  • Improved air quality
  • Reduced greenhouse-gas emissions
  • Renewable electricity
  • Co-generation of heat for the dairy
  • Removed or greatly reduced risk of spills
  • High-quality bedding for the dairy cows
  • High quality fertilizer for the fields growing the feed for the dairy cows

A small percentage of dairy farms do have digesters, but most don’t. If they are so great, why doesn’t every dairy farm have one? This is a classic example of a market failure:

  • The farmer doesn’t pay for the reduced air quality, so he has no economic incentive to improve it.
  • The farmer doesn’t pay for the greenhouse-gas emissions, so he has no economic incentive to reduce them.
  • These projects are capital intensive and fall outside the expertise of the farmer, so the farmer doesn’t bother.

Though these projects do generate electricity and useful heat, the value of those products alone don’t generate enough revenue to make these projects happen.
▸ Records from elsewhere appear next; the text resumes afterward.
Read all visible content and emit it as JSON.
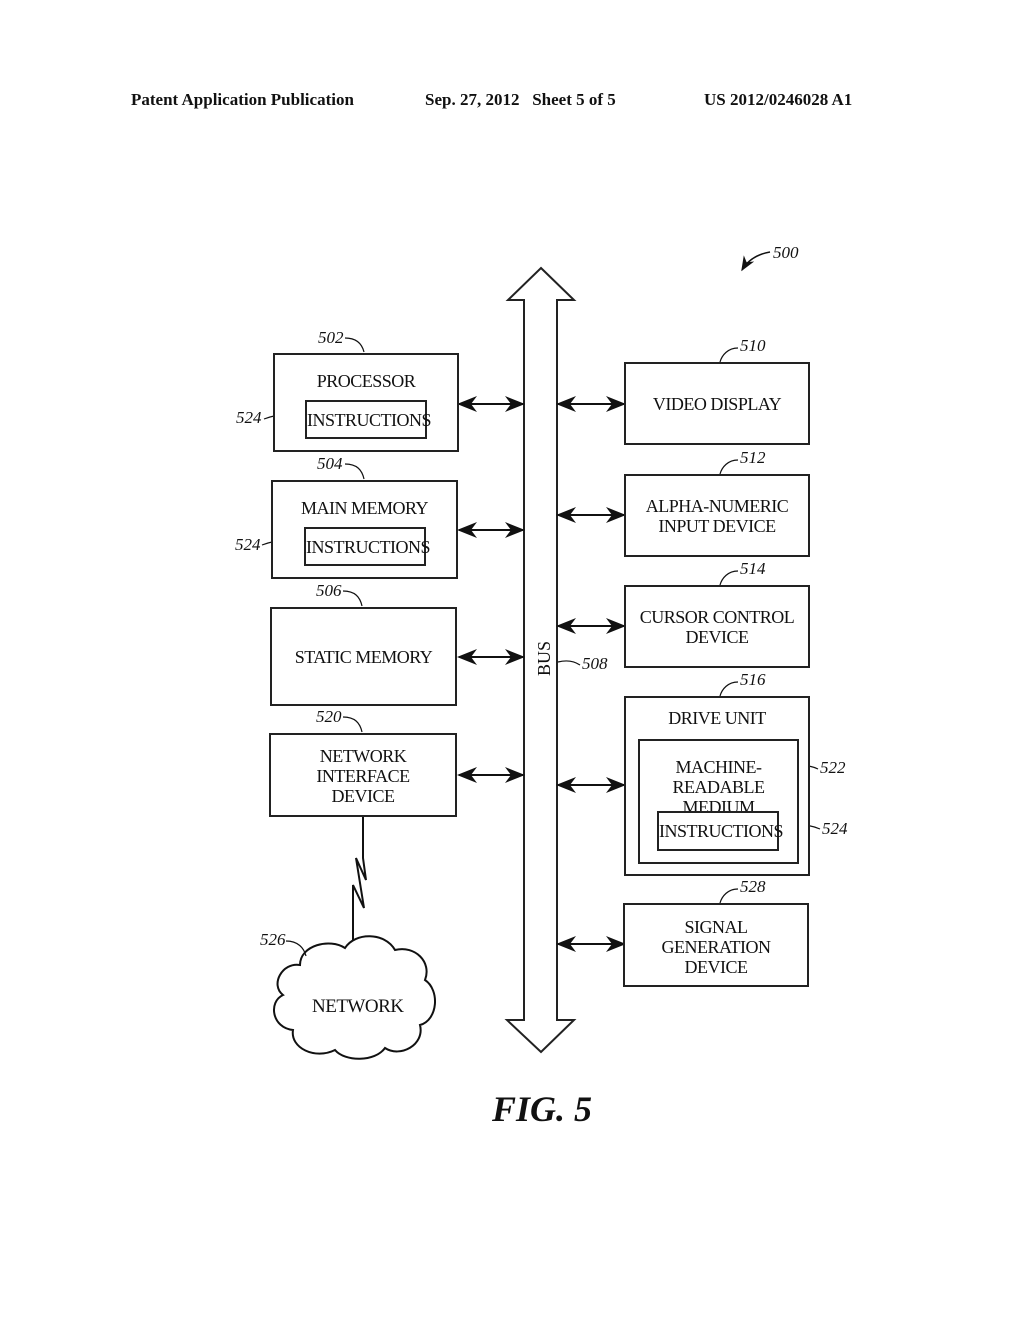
{
  "header": {
    "publication": "Patent Application Publication",
    "date_sheet": "Sep. 27, 2012   Sheet 5 of 5",
    "number": "US 2012/0246028 A1"
  },
  "figure": {
    "ref": "500",
    "caption": "FIG. 5",
    "bus": {
      "label": "BUS",
      "ref": "508"
    },
    "left_blocks": [
      {
        "ref": "502",
        "label": "PROCESSOR",
        "inner": {
          "label": "INSTRUCTIONS",
          "ref": "524"
        }
      },
      {
        "ref": "504",
        "label": "MAIN MEMORY",
        "inner": {
          "label": "INSTRUCTIONS",
          "ref": "524"
        }
      },
      {
        "ref": "506",
        "label": "STATIC MEMORY"
      },
      {
        "ref": "520",
        "label": "NETWORK\nINTERFACE\nDEVICE"
      }
    ],
    "right_blocks": [
      {
        "ref": "510",
        "label": "VIDEO DISPLAY"
      },
      {
        "ref": "512",
        "label": "ALPHA-NUMERIC\nINPUT DEVICE"
      },
      {
        "ref": "514",
        "label": "CURSOR CONTROL\nDEVICE"
      },
      {
        "ref": "516",
        "label": "DRIVE UNIT",
        "medium": {
          "ref": "522",
          "label": "MACHINE-READABLE\nMEDIUM"
        },
        "inner": {
          "label": "INSTRUCTIONS",
          "ref": "524"
        }
      },
      {
        "ref": "528",
        "label": "SIGNAL\nGENERATION\nDEVICE"
      }
    ],
    "network": {
      "ref": "526",
      "label": "NETWORK"
    }
  }
}
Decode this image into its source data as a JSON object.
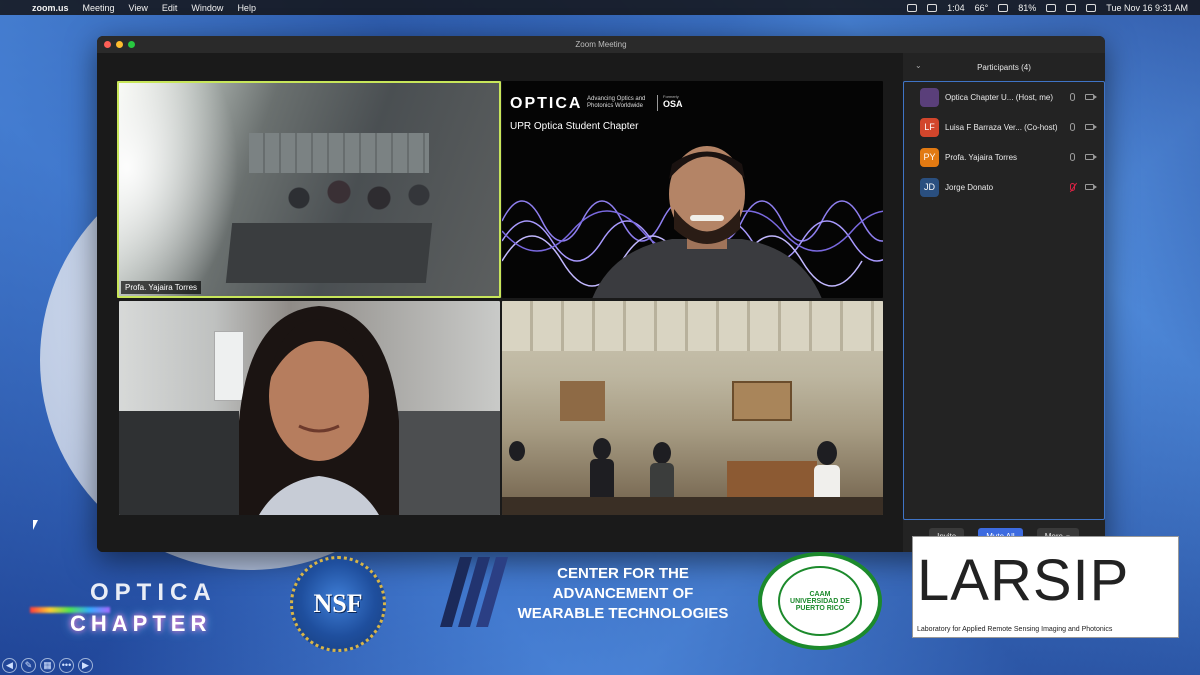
{
  "menubar": {
    "app": "zoom.us",
    "items": [
      "Meeting",
      "View",
      "Edit",
      "Window",
      "Help"
    ],
    "time_short": "1:04",
    "temperature": "66°",
    "battery": "81%",
    "datetime": "Tue Nov 16  9:31 AM"
  },
  "window": {
    "title": "Zoom Meeting"
  },
  "videos": {
    "tile1_name": "Profa. Yajaira Torres",
    "optica_logo": "OPTICA",
    "optica_tagline": "Advancing Optics and Photonics Worldwide",
    "optica_formerly": "Formerly",
    "optica_osa": "OSA",
    "optica_chapter": "UPR Optica Student Chapter"
  },
  "participants": {
    "header": "Participants (4)",
    "list": [
      {
        "initials": "",
        "name": "Optica Chapter U...   (Host, me)",
        "color": "#5a3f7a",
        "mic_muted": false
      },
      {
        "initials": "LF",
        "name": "Luisa F Barraza Ver... (Co-host)",
        "color": "#d2462c",
        "mic_muted": false
      },
      {
        "initials": "PY",
        "name": "Profa. Yajaira Torres",
        "color": "#e27a12",
        "mic_muted": false
      },
      {
        "initials": "JD",
        "name": "Jorge Donato",
        "color": "#2a4f7f",
        "mic_muted": true
      }
    ],
    "invite": "Invite",
    "mute_all": "Mute All",
    "more": "More"
  },
  "slide": {
    "optica_chapter_line1": "OPTICA",
    "optica_chapter_line2": "CHAPTER",
    "nsf": "NSF",
    "cawt": "CENTER FOR THE ADVANCEMENT OF WEARABLE TECHNOLOGIES",
    "uprm": "UNIVERSIDAD DE PUERTO RICO",
    "uprm_top": "CAAM",
    "larsip": "LARSIP",
    "larsip_sub": "Laboratory for Applied Remote Sensing Imaging and Photonics"
  }
}
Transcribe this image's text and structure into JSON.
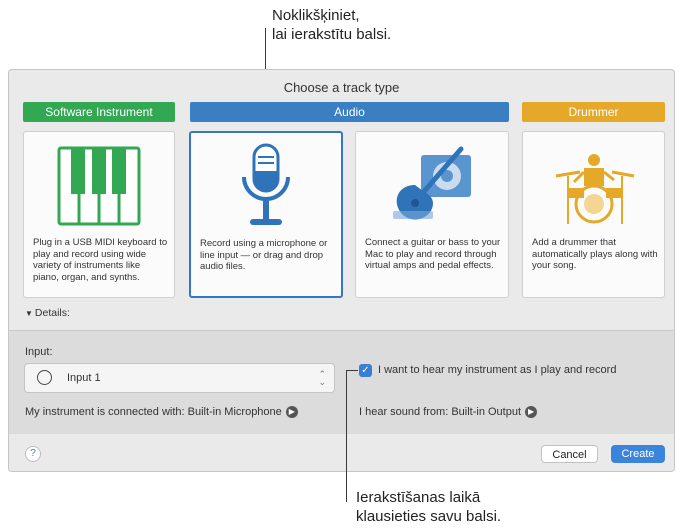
{
  "callouts": {
    "top": [
      "Noklikšķiniet,",
      "lai ierakstītu balsi."
    ],
    "bottom": [
      "Ierakstīšanas laikā",
      "klausieties savu balsi."
    ]
  },
  "dialog": {
    "title": "Choose a track type",
    "categories": {
      "software": "Software Instrument",
      "audio": "Audio",
      "drummer": "Drummer"
    },
    "colors": {
      "software": "#33a853",
      "audio": "#3a7fc1",
      "drummer": "#e5a828",
      "accent": "#3a84dc"
    },
    "cards": [
      {
        "icon": "piano-keys-icon",
        "desc": "Plug in a USB MIDI keyboard to play and record using wide variety of instruments like piano, organ, and synths.",
        "selected": false
      },
      {
        "icon": "microphone-icon",
        "desc": "Record using a microphone or line input — or drag and drop audio files.",
        "selected": true
      },
      {
        "icon": "guitar-icon",
        "desc": "Connect a guitar or bass to your Mac to play and record through virtual amps and pedal effects.",
        "selected": false
      },
      {
        "icon": "drum-kit-icon",
        "desc": "Add a drummer that automatically plays along with your song.",
        "selected": false
      }
    ],
    "details_label": "Details:",
    "input": {
      "label": "Input:",
      "value": "Input 1"
    },
    "monitor_checkbox": {
      "checked": true,
      "label": "I want to hear my instrument as I play and record"
    },
    "instrument_connected": "My instrument is connected with: Built-in Microphone",
    "hear_sound_from": "I hear sound from: Built-in Output",
    "help": "?",
    "cancel": "Cancel",
    "create": "Create"
  }
}
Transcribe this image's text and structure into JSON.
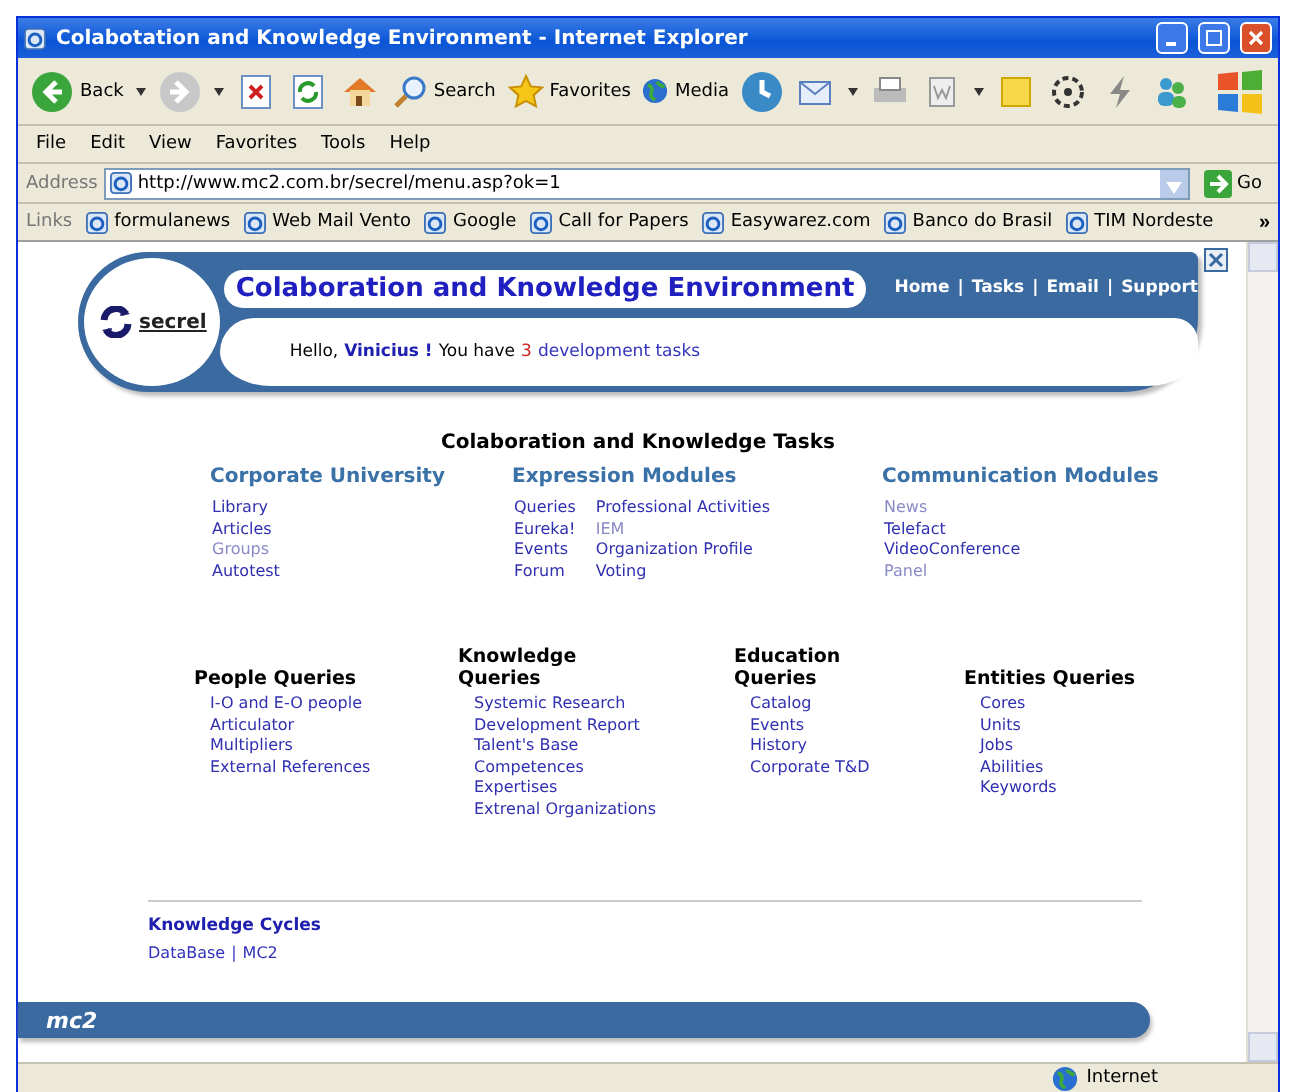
{
  "window": {
    "title": "Colabotation and Knowledge Environment - Internet Explorer"
  },
  "toolbar": {
    "back": "Back",
    "search": "Search",
    "favorites": "Favorites",
    "media": "Media"
  },
  "menu": [
    "File",
    "Edit",
    "View",
    "Favorites",
    "Tools",
    "Help"
  ],
  "address": {
    "label": "Address",
    "value": "http://www.mc2.com.br/secrel/menu.asp?ok=1",
    "go": "Go"
  },
  "links": {
    "label": "Links",
    "items": [
      "formulanews",
      "Web Mail Vento",
      "Google",
      "Call for Papers",
      "Easywarez.com",
      "Banco do Brasil",
      "TIM Nordeste"
    ],
    "more": "»"
  },
  "banner": {
    "logo": "secrel",
    "title": "Colaboration and Knowledge Environment",
    "nav": [
      "Home",
      "Tasks",
      "Email",
      "Support"
    ],
    "separator": "|",
    "greeting": {
      "before": "Hello,",
      "name": "Vinicius !",
      "middle": "You have",
      "count": "3",
      "link": "development tasks"
    }
  },
  "tasks_title": "Colaboration and Knowledge Tasks",
  "modules": [
    {
      "title": "Corporate University",
      "columns": [
        [
          {
            "label": "Library",
            "disabled": false
          },
          {
            "label": "Articles",
            "disabled": false
          },
          {
            "label": "Groups",
            "disabled": true
          },
          {
            "label": "Autotest",
            "disabled": false
          }
        ]
      ]
    },
    {
      "title": "Expression Modules",
      "columns": [
        [
          {
            "label": "Queries",
            "disabled": false
          },
          {
            "label": "Eureka!",
            "disabled": false
          },
          {
            "label": "Events",
            "disabled": false
          },
          {
            "label": "Forum",
            "disabled": false
          }
        ],
        [
          {
            "label": "Professional Activities",
            "disabled": false
          },
          {
            "label": "IEM",
            "disabled": true
          },
          {
            "label": "Organization Profile",
            "disabled": false
          },
          {
            "label": "Voting",
            "disabled": false
          }
        ]
      ]
    },
    {
      "title": "Communication Modules",
      "columns": [
        [
          {
            "label": "News",
            "disabled": true
          },
          {
            "label": "Telefact",
            "disabled": false
          },
          {
            "label": "VideoConference",
            "disabled": false
          },
          {
            "label": "Panel",
            "disabled": true
          }
        ]
      ]
    }
  ],
  "queries": [
    {
      "title": "People Queries",
      "items": [
        "I-O and E-O people",
        "Articulator",
        "Multipliers",
        "External References"
      ]
    },
    {
      "title": "Knowledge Queries",
      "items": [
        "Systemic Research",
        "Development Report",
        "Talent's Base",
        "Competences",
        "Expertises",
        "Extrenal Organizations"
      ]
    },
    {
      "title": "Education Queries",
      "items": [
        "Catalog",
        "Events",
        "History",
        "Corporate T&D"
      ]
    },
    {
      "title": "Entities Queries",
      "items": [
        "Cores",
        "Units",
        "Jobs",
        "Abilities",
        "Keywords"
      ]
    }
  ],
  "cycles": {
    "title": "Knowledge Cycles",
    "links": [
      "DataBase",
      "MC2"
    ],
    "separator": "|"
  },
  "footer": {
    "logo": "mc2"
  },
  "status_bar": {
    "zone": "Internet"
  }
}
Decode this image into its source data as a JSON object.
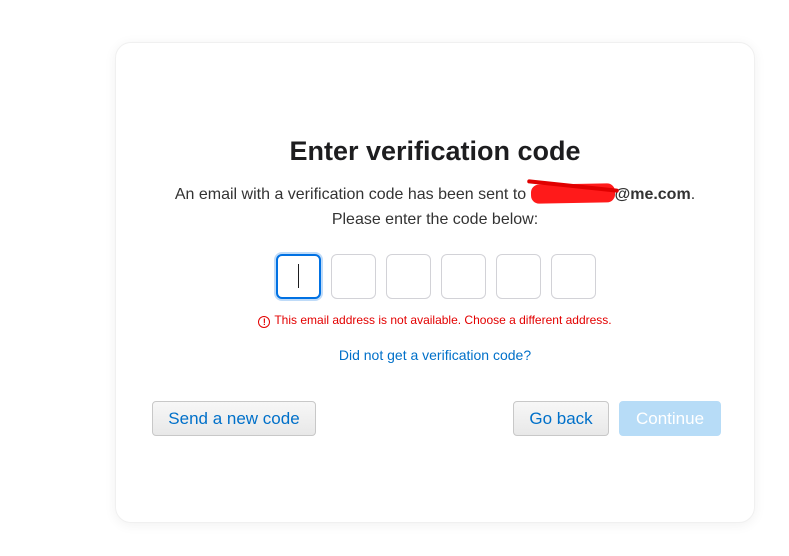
{
  "dialog": {
    "title": "Enter verification code",
    "description_prefix": "An email with a verification code has been sent to ",
    "email_suffix": "@me.com",
    "description_period": ".",
    "description_line2": "Please enter the code below:",
    "code_digits": [
      "",
      "",
      "",
      "",
      "",
      ""
    ],
    "error_icon": "alert-circle-icon",
    "error_message": "This email address is not available. Choose a different address.",
    "resend_link": "Did not get a verification code?",
    "buttons": {
      "send_new_code": "Send a new code",
      "go_back": "Go back",
      "continue": "Continue"
    },
    "colors": {
      "accent": "#0070c9",
      "error": "#e30000",
      "disabled_button": "#b7dcf7"
    }
  }
}
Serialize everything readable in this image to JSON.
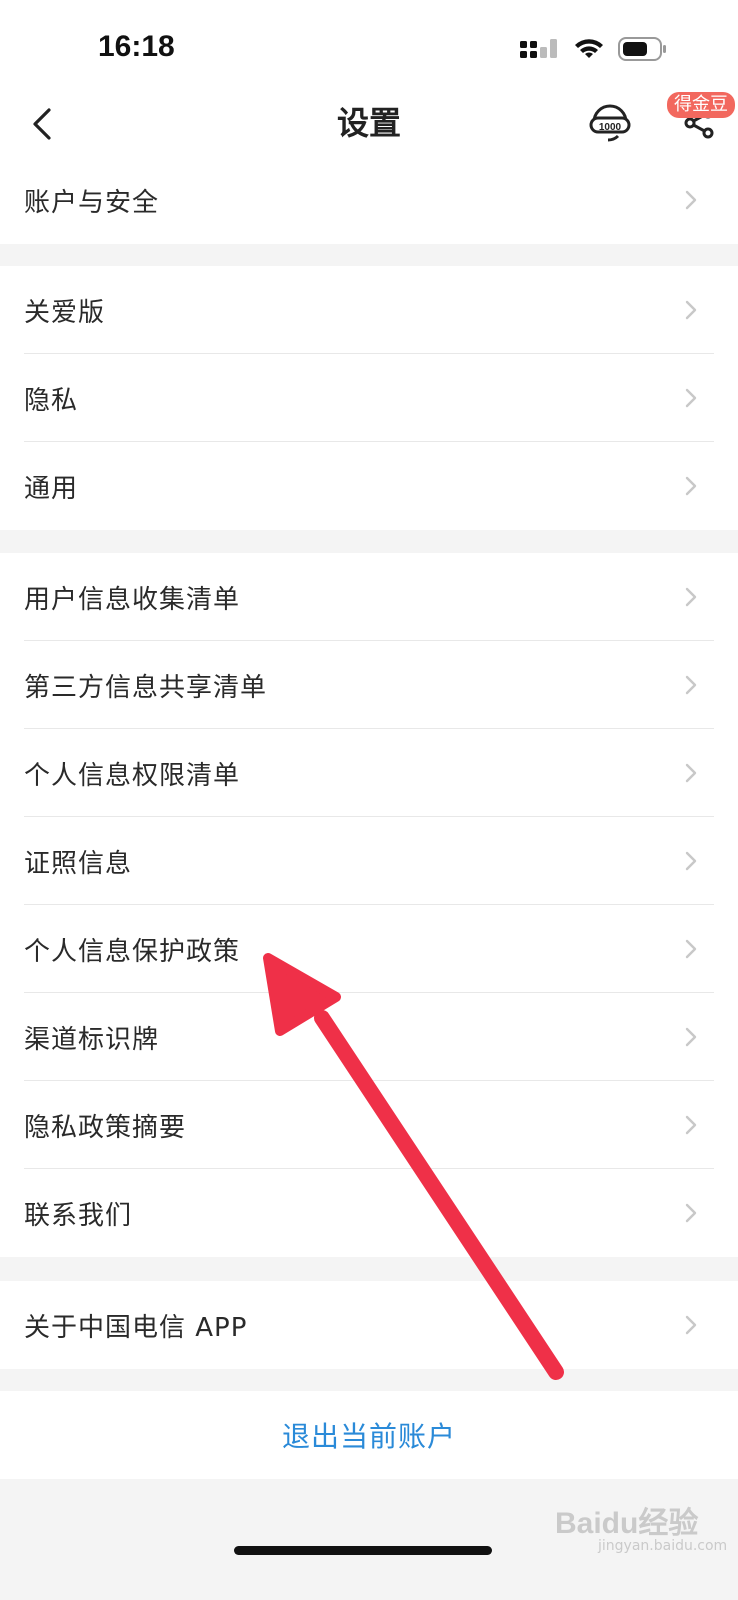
{
  "status_bar": {
    "time": "16:18"
  },
  "nav": {
    "title": "设置",
    "badge": "得金豆",
    "service_icon": "customer-service-10000-icon",
    "share_icon": "share-icon"
  },
  "groups": [
    {
      "items": [
        {
          "label": "账户与安全"
        }
      ]
    },
    {
      "items": [
        {
          "label": "关爱版"
        },
        {
          "label": "隐私"
        },
        {
          "label": "通用"
        }
      ]
    },
    {
      "items": [
        {
          "label": "用户信息收集清单"
        },
        {
          "label": "第三方信息共享清单"
        },
        {
          "label": "个人信息权限清单"
        },
        {
          "label": "证照信息"
        },
        {
          "label": "个人信息保护政策"
        },
        {
          "label": "渠道标识牌"
        },
        {
          "label": "隐私政策摘要"
        },
        {
          "label": "联系我们"
        }
      ]
    },
    {
      "items": [
        {
          "label": "关于中国电信 APP"
        }
      ]
    }
  ],
  "logout_label": "退出当前账户",
  "watermark": {
    "text": "Baidu经验",
    "sub": "jingyan.baidu.com"
  },
  "colors": {
    "background": "#f4f4f4",
    "link": "#2a8ad8",
    "badge": "#f2685e",
    "annotation_arrow": "#ef3048"
  }
}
By selling renewable energy credits (RECs) and carbon offsets some projects do happen, but most dairy farms still use open lagoons to hold their waste. Since dairy farming is already a financially risky proposition, legislatures are loath to require digesters and the farmers are unwilling to invest in these projects themselves.

Even broad policy measures like Washington State’s I-937 and other renewable energy portfolio standards aren’t very effective in encouraging digesters. Utilities aren’t very interested in these projects because they are small (typically less than 1 MWatt or equivalent to less than one utility scale wind turbine) and more expensive than electricity generated at a large wind farm.  Also, these renewable standards still don’t capture all the value these projects have. Grants like those from the Department of Agriculture and the Recovery Act (Federal Stimulus) do help these projects happen, but not very quickly. A requirement for the largest dairy farms and Concentrated Animal Feeding Operations to install digesters would go a long way to bringing this technology into the mainstream, but I don’t expect to see that happen any time soon.